In response to the demands of activists, twitter released the ban on #SyrianDayOfRage moments.
I was about to publish an article under the title of “Pro-Assad trolls managed to block #SyrianDayofRage rally moments on twitter” when I saw that twitter had in fact finally released the #SyrianDayOfRage moments. However, here is the story.
Syrian Day of Rage rallies were peacefully and successfully held in approximately 100 locations around the world, notably 30 of those rallies were held in the liberated areas inside Syria.
Syrians living abroad and all supporters of a free Syria joined the rallies in The Hague, Paris, London, Helsinki, Berlin and continued in Washington and New York, as well as Buenos Aires in Argentina and Brazil.
The #SyrianDayOfRage was supported on social media. Activists started a tweet storm on Friday October 13th that continued all day Saturday October 14th to cover the demonstrations and rallies. Those who could not join the rallies, held in different major cities, joined the tweet storm to spread the word and bring more attention to the event.
From the first day that the #SyrianDayOfRage was announced, Pro-Assad trolls began to produce content very similar to that being used by the revolutionaries.
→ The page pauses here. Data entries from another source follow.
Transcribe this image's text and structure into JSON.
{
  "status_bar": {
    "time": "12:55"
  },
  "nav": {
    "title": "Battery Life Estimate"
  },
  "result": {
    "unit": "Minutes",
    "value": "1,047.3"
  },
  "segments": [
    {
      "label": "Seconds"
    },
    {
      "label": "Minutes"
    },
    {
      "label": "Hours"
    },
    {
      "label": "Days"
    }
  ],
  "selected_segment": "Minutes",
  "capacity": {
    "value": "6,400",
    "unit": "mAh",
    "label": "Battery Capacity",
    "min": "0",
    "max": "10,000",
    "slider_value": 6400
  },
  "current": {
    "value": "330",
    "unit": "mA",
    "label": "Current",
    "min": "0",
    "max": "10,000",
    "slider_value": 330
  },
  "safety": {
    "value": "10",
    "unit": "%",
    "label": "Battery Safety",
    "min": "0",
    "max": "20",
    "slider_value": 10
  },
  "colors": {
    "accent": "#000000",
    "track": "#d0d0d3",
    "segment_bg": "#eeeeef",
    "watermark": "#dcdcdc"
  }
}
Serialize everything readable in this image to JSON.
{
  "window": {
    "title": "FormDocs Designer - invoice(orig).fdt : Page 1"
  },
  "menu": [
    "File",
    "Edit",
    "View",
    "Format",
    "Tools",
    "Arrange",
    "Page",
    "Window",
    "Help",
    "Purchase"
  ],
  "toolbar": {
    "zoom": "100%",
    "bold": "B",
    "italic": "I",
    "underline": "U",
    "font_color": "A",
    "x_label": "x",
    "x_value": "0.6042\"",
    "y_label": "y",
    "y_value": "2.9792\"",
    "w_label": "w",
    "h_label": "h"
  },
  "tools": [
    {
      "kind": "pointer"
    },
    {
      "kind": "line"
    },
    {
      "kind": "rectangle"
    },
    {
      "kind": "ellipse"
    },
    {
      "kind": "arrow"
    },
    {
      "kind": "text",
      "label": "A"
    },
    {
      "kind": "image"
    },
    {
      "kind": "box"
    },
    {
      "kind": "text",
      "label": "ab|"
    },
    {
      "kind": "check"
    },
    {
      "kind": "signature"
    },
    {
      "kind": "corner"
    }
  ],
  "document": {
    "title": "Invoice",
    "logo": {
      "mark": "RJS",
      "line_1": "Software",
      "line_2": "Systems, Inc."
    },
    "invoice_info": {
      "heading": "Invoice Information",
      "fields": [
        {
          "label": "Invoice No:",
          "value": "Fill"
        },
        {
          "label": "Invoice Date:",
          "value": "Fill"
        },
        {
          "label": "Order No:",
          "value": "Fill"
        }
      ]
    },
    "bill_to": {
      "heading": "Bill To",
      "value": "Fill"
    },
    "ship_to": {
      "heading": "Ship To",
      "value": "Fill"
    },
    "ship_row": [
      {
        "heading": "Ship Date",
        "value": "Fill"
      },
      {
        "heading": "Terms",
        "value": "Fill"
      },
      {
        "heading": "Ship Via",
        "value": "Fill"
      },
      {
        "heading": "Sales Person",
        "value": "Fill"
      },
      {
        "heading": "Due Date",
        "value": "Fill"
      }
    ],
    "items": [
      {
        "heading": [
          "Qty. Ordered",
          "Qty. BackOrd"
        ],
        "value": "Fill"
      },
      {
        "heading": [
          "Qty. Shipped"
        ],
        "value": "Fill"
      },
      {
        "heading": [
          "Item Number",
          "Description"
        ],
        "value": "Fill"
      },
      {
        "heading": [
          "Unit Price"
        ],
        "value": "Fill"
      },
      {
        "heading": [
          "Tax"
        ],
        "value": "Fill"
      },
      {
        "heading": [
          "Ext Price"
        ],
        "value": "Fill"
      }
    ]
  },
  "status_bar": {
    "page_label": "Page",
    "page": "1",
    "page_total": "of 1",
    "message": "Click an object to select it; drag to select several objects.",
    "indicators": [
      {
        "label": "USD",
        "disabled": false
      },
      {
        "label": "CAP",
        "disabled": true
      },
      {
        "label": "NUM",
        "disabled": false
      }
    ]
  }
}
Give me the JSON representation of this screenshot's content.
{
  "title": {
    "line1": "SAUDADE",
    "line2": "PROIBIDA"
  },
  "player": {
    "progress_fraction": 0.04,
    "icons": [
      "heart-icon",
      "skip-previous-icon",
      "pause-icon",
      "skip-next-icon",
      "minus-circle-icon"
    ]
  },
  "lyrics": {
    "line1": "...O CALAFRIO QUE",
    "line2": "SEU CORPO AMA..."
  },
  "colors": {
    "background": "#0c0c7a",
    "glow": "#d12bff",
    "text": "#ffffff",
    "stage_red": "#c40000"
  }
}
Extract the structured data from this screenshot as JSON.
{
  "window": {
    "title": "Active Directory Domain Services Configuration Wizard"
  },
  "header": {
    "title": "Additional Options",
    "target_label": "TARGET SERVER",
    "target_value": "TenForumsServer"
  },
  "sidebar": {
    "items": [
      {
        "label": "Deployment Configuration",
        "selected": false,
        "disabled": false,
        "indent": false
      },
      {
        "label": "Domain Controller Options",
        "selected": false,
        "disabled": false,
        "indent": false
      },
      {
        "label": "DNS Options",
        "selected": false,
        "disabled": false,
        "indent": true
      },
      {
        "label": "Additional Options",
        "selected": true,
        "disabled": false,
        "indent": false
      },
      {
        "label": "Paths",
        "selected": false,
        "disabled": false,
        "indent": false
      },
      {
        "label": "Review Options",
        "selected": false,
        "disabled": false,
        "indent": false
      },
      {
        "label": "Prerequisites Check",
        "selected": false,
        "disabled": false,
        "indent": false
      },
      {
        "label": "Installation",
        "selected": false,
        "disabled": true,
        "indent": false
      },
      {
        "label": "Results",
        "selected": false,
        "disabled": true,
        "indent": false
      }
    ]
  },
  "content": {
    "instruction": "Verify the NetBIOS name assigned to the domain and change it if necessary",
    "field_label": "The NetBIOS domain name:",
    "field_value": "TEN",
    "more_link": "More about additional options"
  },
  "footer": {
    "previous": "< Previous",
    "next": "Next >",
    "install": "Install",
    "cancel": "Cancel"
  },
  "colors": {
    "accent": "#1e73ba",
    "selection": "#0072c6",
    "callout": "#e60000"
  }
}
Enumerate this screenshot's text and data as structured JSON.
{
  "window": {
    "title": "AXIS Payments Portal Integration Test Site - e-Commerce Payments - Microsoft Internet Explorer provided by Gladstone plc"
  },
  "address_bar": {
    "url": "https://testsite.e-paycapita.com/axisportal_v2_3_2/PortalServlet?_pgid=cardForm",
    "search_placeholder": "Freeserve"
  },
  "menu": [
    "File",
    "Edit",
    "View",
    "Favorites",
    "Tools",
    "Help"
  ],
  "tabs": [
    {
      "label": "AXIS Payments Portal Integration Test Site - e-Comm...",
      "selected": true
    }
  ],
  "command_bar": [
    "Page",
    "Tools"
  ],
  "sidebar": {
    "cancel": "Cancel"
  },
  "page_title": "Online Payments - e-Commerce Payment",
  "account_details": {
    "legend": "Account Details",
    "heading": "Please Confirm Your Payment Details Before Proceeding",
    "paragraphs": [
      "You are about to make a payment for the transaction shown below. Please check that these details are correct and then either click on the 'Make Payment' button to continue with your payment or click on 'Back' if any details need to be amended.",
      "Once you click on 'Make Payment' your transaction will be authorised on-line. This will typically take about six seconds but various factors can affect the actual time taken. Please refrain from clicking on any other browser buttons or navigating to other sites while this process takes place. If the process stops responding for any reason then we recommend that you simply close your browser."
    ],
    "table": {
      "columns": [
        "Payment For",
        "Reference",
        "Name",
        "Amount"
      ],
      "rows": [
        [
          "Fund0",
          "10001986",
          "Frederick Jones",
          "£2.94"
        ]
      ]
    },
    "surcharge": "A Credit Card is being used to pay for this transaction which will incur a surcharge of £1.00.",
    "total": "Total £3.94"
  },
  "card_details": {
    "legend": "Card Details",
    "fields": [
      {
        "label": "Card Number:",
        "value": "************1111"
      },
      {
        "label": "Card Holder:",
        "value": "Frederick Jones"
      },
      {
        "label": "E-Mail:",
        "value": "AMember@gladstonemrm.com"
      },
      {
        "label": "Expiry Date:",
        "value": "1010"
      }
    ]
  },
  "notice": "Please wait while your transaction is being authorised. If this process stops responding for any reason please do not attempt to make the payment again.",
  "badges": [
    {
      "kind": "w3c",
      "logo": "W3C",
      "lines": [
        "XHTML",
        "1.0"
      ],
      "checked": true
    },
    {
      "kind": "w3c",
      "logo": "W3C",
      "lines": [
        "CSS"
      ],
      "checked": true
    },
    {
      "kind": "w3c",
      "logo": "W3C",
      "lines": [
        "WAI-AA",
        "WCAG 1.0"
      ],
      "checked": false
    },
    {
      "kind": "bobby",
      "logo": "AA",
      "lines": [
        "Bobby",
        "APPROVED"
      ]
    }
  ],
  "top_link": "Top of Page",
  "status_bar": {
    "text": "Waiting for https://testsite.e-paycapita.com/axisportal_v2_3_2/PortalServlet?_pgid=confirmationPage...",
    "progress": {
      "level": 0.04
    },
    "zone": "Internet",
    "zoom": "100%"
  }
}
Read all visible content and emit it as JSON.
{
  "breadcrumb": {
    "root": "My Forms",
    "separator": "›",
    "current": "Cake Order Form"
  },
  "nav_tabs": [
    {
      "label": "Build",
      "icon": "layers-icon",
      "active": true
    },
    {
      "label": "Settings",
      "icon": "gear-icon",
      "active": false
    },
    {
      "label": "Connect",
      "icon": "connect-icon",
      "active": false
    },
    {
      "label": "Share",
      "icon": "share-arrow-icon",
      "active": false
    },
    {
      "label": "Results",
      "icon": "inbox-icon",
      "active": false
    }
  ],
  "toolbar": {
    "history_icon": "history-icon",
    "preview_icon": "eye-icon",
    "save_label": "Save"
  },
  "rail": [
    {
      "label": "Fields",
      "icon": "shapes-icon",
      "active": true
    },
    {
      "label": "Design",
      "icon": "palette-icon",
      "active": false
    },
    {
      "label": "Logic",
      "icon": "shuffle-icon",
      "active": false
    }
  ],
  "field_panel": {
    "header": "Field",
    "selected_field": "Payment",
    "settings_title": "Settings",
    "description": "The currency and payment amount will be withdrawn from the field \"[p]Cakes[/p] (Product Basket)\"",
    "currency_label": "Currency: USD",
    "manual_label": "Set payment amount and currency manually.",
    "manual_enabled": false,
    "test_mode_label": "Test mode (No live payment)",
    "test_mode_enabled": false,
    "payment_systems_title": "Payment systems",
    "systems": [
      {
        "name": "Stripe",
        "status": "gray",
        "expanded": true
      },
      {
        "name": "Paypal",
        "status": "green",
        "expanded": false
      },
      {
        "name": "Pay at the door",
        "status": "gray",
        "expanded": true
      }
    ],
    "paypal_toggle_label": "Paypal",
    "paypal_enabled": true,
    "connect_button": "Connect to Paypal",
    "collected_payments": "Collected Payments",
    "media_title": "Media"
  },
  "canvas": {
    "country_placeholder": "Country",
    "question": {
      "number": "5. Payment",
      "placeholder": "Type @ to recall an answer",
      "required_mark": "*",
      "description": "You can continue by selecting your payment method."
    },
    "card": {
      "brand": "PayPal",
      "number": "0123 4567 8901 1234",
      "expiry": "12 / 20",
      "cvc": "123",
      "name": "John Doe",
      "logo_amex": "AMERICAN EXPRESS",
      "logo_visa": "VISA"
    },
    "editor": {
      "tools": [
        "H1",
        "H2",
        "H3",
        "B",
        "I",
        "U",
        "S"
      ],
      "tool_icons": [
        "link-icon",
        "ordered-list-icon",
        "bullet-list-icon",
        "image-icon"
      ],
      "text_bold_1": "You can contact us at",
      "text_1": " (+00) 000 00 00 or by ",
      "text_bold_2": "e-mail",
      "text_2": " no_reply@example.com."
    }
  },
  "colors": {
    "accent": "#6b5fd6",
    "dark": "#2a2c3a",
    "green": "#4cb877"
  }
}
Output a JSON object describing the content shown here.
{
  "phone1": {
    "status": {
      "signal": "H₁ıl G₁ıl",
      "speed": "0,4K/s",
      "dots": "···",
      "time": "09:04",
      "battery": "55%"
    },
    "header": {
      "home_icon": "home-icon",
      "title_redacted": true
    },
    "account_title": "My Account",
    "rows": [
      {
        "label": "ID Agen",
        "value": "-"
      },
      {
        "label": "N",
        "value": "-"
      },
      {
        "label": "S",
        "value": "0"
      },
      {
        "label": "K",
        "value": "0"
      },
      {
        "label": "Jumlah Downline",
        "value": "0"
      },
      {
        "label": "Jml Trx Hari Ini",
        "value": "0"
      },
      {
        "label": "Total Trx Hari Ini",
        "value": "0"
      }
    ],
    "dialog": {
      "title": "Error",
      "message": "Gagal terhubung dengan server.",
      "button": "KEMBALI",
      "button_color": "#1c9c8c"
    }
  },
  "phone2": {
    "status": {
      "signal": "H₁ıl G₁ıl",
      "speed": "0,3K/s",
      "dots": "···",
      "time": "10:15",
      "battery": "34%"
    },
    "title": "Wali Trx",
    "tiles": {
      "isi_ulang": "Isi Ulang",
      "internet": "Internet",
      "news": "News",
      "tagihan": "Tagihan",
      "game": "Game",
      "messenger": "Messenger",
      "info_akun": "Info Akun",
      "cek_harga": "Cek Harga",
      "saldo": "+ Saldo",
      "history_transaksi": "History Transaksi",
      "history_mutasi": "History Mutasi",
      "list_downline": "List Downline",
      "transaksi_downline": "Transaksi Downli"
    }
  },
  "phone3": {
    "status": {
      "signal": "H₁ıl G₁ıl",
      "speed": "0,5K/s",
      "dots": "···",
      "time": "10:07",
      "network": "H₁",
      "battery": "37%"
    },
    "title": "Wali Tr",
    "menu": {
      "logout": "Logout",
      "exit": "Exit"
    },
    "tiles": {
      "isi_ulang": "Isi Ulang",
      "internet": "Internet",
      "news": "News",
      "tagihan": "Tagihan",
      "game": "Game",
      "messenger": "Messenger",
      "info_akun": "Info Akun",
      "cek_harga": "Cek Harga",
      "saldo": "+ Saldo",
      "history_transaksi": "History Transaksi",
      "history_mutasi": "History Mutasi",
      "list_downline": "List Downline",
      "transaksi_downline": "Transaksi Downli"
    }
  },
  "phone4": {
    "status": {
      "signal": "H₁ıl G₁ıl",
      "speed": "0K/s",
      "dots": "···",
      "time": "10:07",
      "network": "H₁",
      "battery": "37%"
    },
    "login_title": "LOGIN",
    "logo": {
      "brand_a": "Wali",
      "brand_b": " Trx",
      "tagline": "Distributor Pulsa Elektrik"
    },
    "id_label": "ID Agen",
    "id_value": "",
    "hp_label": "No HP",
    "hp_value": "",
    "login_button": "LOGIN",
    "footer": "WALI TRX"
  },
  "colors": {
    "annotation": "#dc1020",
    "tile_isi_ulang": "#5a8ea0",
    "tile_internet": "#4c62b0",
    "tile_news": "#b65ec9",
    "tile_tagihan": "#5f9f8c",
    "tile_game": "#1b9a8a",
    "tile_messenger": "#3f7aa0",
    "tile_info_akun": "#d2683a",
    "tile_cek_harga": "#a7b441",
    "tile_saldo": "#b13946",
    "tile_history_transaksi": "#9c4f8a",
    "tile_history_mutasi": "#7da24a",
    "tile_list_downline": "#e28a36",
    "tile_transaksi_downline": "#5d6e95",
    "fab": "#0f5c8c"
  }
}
They began using the same Photoshop effects on their posters and using general slogans like “Against Terror”.
They even went so far as to use pictures of the crimes committed by Assad in support of Assad and against the revolutionaries.
Mohamad AL-Khatib, a Syrian activist who was forcibly displaced from Aleppo last year, exposed the actions of the Syrian regime campaign in an article on Wednesday 11th October 2017:
The Pro-Assad trolls didn’t give up. They started targeting one of the accounts that was collecting the pictures and tweets from the rallies being held in a ‘twitter moments’ as well as a Flickr album and created their own story sharing it with reporters and journalists.
Suddenly, sometime in the afternoon of Saturday October 14th, @IranArabSpring started to receive messages from other activists that they could no longer see the twitter moments.
When clicking on the moment link this message was being displayed:
‘This moment cannot be viewed because of potentially sensitive content.’
Somehow the Pro-Assad trolls had managed to report the twitter moment, which contained pictures and films from peaceful protests all over the world, as having potentially sensitive content.
However, all twitter moments on @IranArabSpring were blocked because of ‘potentially sensitive content’ until Saturday October 21th, for exactly one week.
@IranArabSpring would like to extend thanks to twitter and to everybody who helped by asking @TwitterSupport and @Twitter to check the reports that had been created against the Syrian revolution activists and not let the Assad trolls impose their dictatorship and censorship on twitter.
The revolution continues.
Below is the Moments that was blocked and reported by Assad Trolls.